─── DATA FOR THIS EXERCISE
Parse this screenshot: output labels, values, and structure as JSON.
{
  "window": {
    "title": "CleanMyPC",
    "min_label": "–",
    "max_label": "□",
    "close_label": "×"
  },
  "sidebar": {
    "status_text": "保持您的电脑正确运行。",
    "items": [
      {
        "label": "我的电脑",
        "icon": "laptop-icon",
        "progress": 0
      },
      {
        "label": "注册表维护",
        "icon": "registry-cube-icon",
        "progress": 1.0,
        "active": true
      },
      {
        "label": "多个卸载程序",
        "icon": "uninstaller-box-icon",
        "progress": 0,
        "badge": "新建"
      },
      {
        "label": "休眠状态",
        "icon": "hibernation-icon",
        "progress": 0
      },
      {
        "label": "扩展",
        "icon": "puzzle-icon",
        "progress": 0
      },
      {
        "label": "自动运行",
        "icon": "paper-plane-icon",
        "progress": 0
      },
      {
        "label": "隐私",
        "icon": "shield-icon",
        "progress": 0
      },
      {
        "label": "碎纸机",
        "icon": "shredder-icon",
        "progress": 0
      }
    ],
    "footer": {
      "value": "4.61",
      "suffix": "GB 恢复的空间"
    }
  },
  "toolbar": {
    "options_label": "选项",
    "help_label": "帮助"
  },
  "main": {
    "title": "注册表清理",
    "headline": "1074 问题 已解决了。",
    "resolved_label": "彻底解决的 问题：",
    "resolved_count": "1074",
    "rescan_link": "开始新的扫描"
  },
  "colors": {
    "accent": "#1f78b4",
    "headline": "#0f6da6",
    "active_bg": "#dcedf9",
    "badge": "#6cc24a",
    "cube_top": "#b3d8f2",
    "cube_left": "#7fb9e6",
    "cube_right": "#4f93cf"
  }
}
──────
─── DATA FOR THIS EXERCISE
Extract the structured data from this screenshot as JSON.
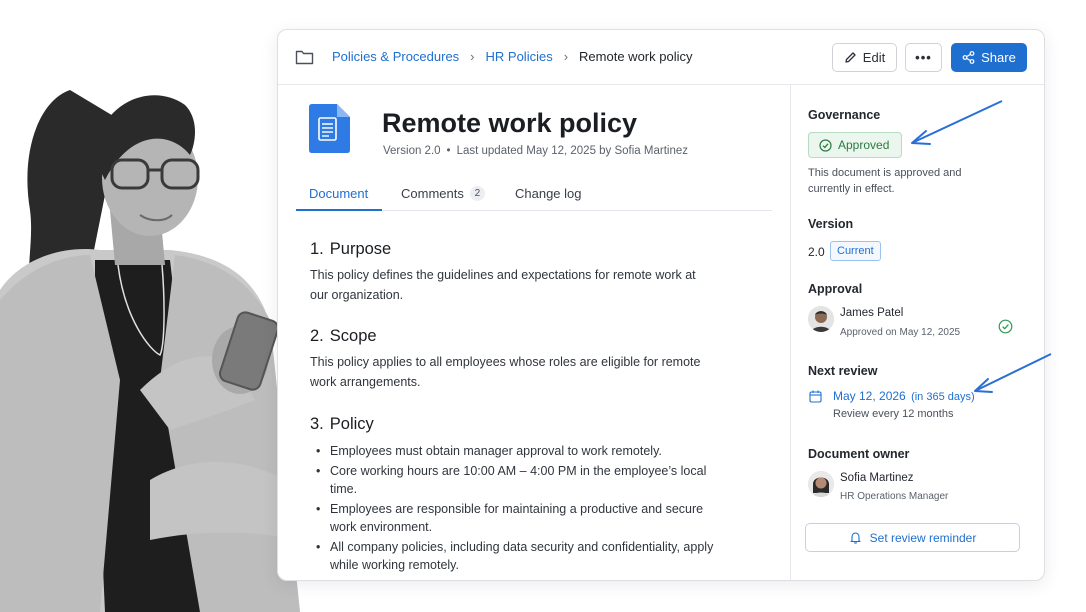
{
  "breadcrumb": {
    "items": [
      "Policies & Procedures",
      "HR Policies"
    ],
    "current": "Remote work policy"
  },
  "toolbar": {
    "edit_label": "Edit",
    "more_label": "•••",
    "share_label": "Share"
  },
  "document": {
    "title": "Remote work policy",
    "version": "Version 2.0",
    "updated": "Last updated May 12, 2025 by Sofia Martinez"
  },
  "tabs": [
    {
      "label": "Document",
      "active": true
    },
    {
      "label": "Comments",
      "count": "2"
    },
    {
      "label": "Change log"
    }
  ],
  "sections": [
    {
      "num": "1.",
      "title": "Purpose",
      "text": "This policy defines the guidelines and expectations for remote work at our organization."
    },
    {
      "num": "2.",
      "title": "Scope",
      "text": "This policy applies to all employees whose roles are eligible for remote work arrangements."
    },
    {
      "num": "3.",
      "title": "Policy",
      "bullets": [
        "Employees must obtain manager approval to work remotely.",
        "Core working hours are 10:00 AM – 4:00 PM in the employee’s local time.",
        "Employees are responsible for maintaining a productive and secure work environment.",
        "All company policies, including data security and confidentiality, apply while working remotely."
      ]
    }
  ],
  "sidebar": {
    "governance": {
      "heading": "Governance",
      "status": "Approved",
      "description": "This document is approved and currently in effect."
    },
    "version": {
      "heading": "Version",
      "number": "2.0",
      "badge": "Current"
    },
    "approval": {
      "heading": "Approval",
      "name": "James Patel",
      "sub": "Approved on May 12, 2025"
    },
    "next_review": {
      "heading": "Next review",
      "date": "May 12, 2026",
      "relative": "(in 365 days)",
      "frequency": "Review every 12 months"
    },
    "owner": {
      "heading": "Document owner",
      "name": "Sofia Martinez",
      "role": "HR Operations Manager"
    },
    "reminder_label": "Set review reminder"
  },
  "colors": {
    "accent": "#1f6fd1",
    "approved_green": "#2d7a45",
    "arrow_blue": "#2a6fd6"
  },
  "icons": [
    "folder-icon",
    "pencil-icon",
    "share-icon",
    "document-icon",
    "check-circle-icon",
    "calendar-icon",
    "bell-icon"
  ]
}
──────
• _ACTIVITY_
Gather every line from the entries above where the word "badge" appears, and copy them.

• _EXERCISE ANSWER_
        "badge": "新建"
    "badge": "#6cc24a",
      "badge": "Current"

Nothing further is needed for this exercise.